> What the task asks:
Write out every entry in full. Leave nothing out.

> Records supplied:
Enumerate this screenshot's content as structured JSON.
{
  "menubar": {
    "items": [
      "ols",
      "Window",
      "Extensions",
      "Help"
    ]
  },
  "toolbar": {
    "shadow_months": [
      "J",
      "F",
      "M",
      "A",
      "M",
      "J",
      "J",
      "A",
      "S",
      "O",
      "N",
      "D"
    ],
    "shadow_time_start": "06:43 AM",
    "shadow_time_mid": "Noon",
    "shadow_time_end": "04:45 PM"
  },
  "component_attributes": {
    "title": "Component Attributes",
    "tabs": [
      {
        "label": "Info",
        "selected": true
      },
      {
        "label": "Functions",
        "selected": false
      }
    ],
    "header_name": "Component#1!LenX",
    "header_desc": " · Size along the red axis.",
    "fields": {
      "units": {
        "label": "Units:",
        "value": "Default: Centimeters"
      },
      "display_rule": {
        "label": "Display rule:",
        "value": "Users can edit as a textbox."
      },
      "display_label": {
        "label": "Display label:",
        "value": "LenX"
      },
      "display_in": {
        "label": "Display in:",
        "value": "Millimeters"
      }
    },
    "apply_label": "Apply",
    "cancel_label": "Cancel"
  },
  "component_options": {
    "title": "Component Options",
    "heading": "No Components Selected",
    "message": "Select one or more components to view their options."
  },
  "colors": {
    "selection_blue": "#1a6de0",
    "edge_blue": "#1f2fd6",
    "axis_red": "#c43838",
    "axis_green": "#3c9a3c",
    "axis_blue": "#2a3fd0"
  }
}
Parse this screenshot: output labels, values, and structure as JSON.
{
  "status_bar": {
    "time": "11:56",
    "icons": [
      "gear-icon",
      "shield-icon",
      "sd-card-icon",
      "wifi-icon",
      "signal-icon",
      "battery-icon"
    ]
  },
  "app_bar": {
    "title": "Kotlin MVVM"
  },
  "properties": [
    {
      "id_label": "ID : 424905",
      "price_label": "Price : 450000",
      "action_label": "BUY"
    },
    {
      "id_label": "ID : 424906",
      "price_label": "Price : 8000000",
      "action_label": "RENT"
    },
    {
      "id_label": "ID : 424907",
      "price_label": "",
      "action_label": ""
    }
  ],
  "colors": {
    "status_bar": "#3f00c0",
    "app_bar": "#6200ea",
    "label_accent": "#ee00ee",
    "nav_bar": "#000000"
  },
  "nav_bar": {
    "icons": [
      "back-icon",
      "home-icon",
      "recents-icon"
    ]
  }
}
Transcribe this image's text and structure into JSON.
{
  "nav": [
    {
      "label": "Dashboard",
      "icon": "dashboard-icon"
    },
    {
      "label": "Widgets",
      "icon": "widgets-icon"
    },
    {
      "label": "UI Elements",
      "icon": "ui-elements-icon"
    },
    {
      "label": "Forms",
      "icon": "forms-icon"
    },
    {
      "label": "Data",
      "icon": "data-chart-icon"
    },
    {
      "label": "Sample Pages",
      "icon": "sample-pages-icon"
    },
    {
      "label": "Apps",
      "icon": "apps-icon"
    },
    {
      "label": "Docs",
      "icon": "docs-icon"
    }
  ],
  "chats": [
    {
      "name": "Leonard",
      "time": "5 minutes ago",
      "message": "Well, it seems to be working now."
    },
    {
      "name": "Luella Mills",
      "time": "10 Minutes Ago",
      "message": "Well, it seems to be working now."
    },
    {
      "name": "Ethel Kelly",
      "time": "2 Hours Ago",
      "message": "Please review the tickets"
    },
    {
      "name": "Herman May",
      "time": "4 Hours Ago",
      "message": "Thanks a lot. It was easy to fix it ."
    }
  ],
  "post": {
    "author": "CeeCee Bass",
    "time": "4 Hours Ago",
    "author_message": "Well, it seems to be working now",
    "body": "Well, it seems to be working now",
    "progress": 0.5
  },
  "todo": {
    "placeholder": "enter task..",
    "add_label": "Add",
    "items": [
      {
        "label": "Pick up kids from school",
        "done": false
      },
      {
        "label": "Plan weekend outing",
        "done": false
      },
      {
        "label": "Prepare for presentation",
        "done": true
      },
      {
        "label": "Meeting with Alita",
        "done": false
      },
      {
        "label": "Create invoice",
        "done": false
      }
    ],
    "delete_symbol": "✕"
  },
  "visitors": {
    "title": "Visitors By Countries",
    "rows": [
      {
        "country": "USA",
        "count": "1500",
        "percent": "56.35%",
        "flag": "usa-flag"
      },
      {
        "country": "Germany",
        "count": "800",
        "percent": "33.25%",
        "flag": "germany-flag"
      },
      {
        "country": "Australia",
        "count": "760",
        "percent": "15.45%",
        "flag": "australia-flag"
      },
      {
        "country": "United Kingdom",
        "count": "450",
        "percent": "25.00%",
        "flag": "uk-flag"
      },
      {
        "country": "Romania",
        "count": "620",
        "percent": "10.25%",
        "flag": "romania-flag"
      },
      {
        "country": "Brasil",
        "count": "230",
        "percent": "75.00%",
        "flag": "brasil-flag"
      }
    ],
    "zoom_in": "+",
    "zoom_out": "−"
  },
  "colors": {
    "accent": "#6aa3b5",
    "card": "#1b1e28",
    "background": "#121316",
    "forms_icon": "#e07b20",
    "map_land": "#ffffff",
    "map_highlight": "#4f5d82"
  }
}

> Output:
Enumerate this screenshot's content as structured JSON.
{
  "menubar": {
    "items": [
      "ols",
      "Window",
      "Extensions",
      "Help"
    ]
  },
  "toolbar": {
    "shadow_months": [
      "J",
      "F",
      "M",
      "A",
      "M",
      "J",
      "J",
      "A",
      "S",
      "O",
      "N",
      "D"
    ],
    "shadow_time_start": "06:43 AM",
    "shadow_time_mid": "Noon",
    "shadow_time_end": "04:45 PM"
  },
  "component_attributes": {
    "title": "Component Attributes",
    "tabs": [
      {
        "label": "Info",
        "selected": true
      },
      {
        "label": "Functions",
        "selected": false
      }
    ],
    "header_name": "Component#1!LenX",
    "header_desc": " · Size along the red axis.",
    "fields": {
      "units": {
        "label": "Units:",
        "value": "Default: Centimeters"
      },
      "display_rule": {
        "label": "Display rule:",
        "value": "Users can edit as a textbox."
      },
      "display_label": {
        "label": "Display label:",
        "value": "LenX"
      },
      "display_in": {
        "label": "Display in:",
        "value": "Millimeters"
      }
    },
    "apply_label": "Apply",
    "cancel_label": "Cancel"
  },
  "component_options": {
    "title": "Component Options",
    "heading": "No Components Selected",
    "message": "Select one or more components to view their options."
  },
  "colors": {
    "selection_blue": "#1a6de0",
    "edge_blue": "#1f2fd6",
    "axis_red": "#c43838",
    "axis_green": "#3c9a3c",
    "axis_blue": "#2a3fd0"
  }
}
Parse this screenshot: output labels, values, and structure as JSON.
{
  "status_bar": {
    "time": "11:56",
    "icons": [
      "gear-icon",
      "shield-icon",
      "sd-card-icon",
      "wifi-icon",
      "signal-icon",
      "battery-icon"
    ]
  },
  "app_bar": {
    "title": "Kotlin MVVM"
  },
  "properties": [
    {
      "id_label": "ID : 424905",
      "price_label": "Price : 450000",
      "action_label": "BUY"
    },
    {
      "id_label": "ID : 424906",
      "price_label": "Price : 8000000",
      "action_label": "RENT"
    },
    {
      "id_label": "ID : 424907",
      "price_label": "",
      "action_label": ""
    }
  ],
  "colors": {
    "status_bar": "#3f00c0",
    "app_bar": "#6200ea",
    "label_accent": "#ee00ee",
    "nav_bar": "#000000"
  },
  "nav_bar": {
    "icons": [
      "back-icon",
      "home-icon",
      "recents-icon"
    ]
  }
}
Transcribe this image's text and structure into JSON.
{
  "nav": [
    {
      "label": "Dashboard",
      "icon": "dashboard-icon"
    },
    {
      "label": "Widgets",
      "icon": "widgets-icon"
    },
    {
      "label": "UI Elements",
      "icon": "ui-elements-icon"
    },
    {
      "label": "Forms",
      "icon": "forms-icon"
    },
    {
      "label": "Data",
      "icon": "data-chart-icon"
    },
    {
      "label": "Sample Pages",
      "icon": "sample-pages-icon"
    },
    {
      "label": "Apps",
      "icon": "apps-icon"
    },
    {
      "label": "Docs",
      "icon": "docs-icon"
    }
  ],
  "chats": [
    {
      "name": "Leonard",
      "time": "5 minutes ago",
      "message": "Well, it seems to be working now."
    },
    {
      "name": "Luella Mills",
      "time": "10 Minutes Ago",
      "message": "Well, it seems to be working now."
    },
    {
      "name": "Ethel Kelly",
      "time": "2 Hours Ago",
      "message": "Please review the tickets"
    },
    {
      "name": "Herman May",
      "time": "4 Hours Ago",
      "message": "Thanks a lot. It was easy to fix it ."
    }
  ],
  "post": {
    "author": "CeeCee Bass",
    "time": "4 Hours Ago",
    "author_message": "Well, it seems to be working now",
    "body": "Well, it seems to be working now",
    "progress": 0.5
  },
  "todo": {
    "placeholder": "enter task..",
    "add_label": "Add",
    "items": [
      {
        "label": "Pick up kids from school",
        "done": false
      },
      {
        "label": "Plan weekend outing",
        "done": false
      },
      {
        "label": "Prepare for presentation",
        "done": true
      },
      {
        "label": "Meeting with Alita",
        "done": false
      },
      {
        "label": "Create invoice",
        "done": false
      }
    ],
    "delete_symbol": "✕"
  },
  "visitors": {
    "title": "Visitors By Countries",
    "rows": [
      {
        "country": "USA",
        "count": "1500",
        "percent": "56.35%",
        "flag": "usa-flag"
      },
      {
        "country": "Germany",
        "count": "800",
        "percent": "33.25%",
        "flag": "germany-flag"
      },
      {
        "country": "Australia",
        "count": "760",
        "percent": "15.45%",
        "flag": "australia-flag"
      },
      {
        "country": "United Kingdom",
        "count": "450",
        "percent": "25.00%",
        "flag": "uk-flag"
      },
      {
        "country": "Romania",
        "count": "620",
        "percent": "10.25%",
        "flag": "romania-flag"
      },
      {
        "country": "Brasil",
        "count": "230",
        "percent": "75.00%",
        "flag": "brasil-flag"
      }
    ],
    "zoom_in": "+",
    "zoom_out": "−"
  },
  "colors": {
    "accent": "#6aa3b5",
    "card": "#1b1e28",
    "background": "#121316",
    "forms_icon": "#e07b20",
    "map_land": "#ffffff",
    "map_highlight": "#4f5d82"
  }
}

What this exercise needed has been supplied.